While doctors are unlikely to recommend that people increase their drinking for any perceived health benefits, the idea that beer should be blacklisted is unfounded. Moderate drinking is part of many healthy diet patterns around the world.
The Bottom Line
In addition to their possible health benefits, bread, coffee, and beer have something else in common. Eating bread or drinking beer and coffee is something many people enjoy doing. Enjoyment may be an important, and all too often forgotten, part of the healthy living equation.
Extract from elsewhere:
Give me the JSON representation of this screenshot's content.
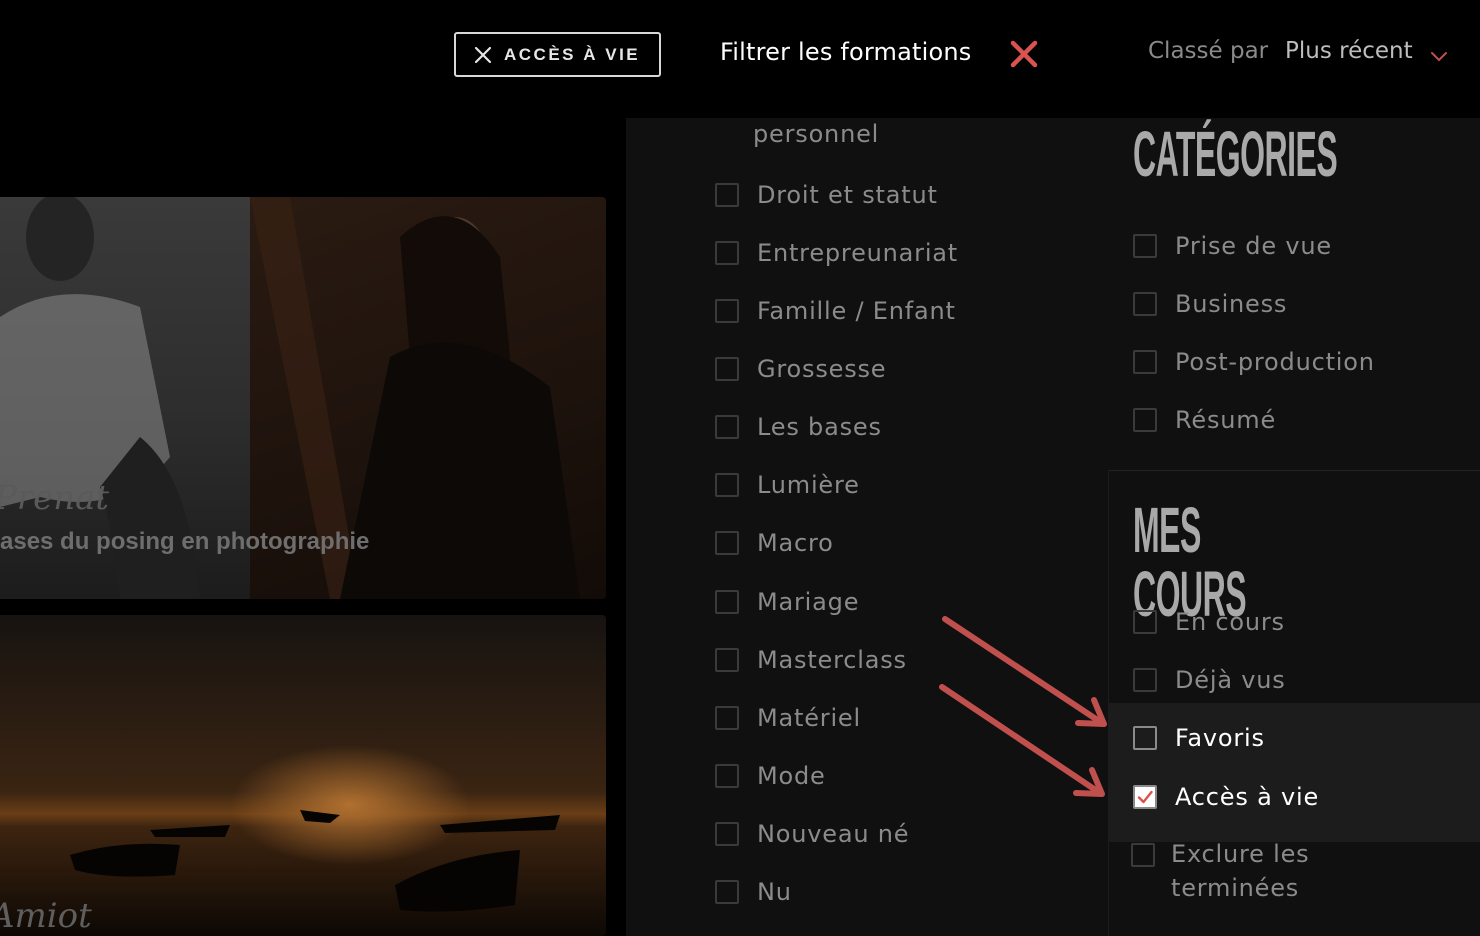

A 2007 study led by Harvard professor of social and behavioral sciences Laura Kubzansky followed more than 6,000 men and women aged 25 to 74 for 20 years and found that emotional vitality — a sense enthusiasm, hopefulness, engagement, and so on — appeared to reduce the risk of coronary heart disease. The link between health and happiness is far from clear, and many questions still remain. However, you don’t need a body of scientific research to realize that joy is something worth pursuing. Meeting a friend for a coffee or a beer, or biting into a freshly baked baguette are all small joys that can make the daily grind better. There’s also a great deal of research suggesting that drinking beer or coffee and eating bread in moderation can be part of a healthy diet. At the very least these activities are fun, and fun might be just what the doctor ordered.
From THE GOOD VICES by Dr. Harry Ofgang and Erik Ofgang, published by TarcherPerigee, an imprint of The Penguin Publishing Group, a division of Penguin Random House, LLC. Copyright © 2019 by Harry Ofgang and Erik Ofgang.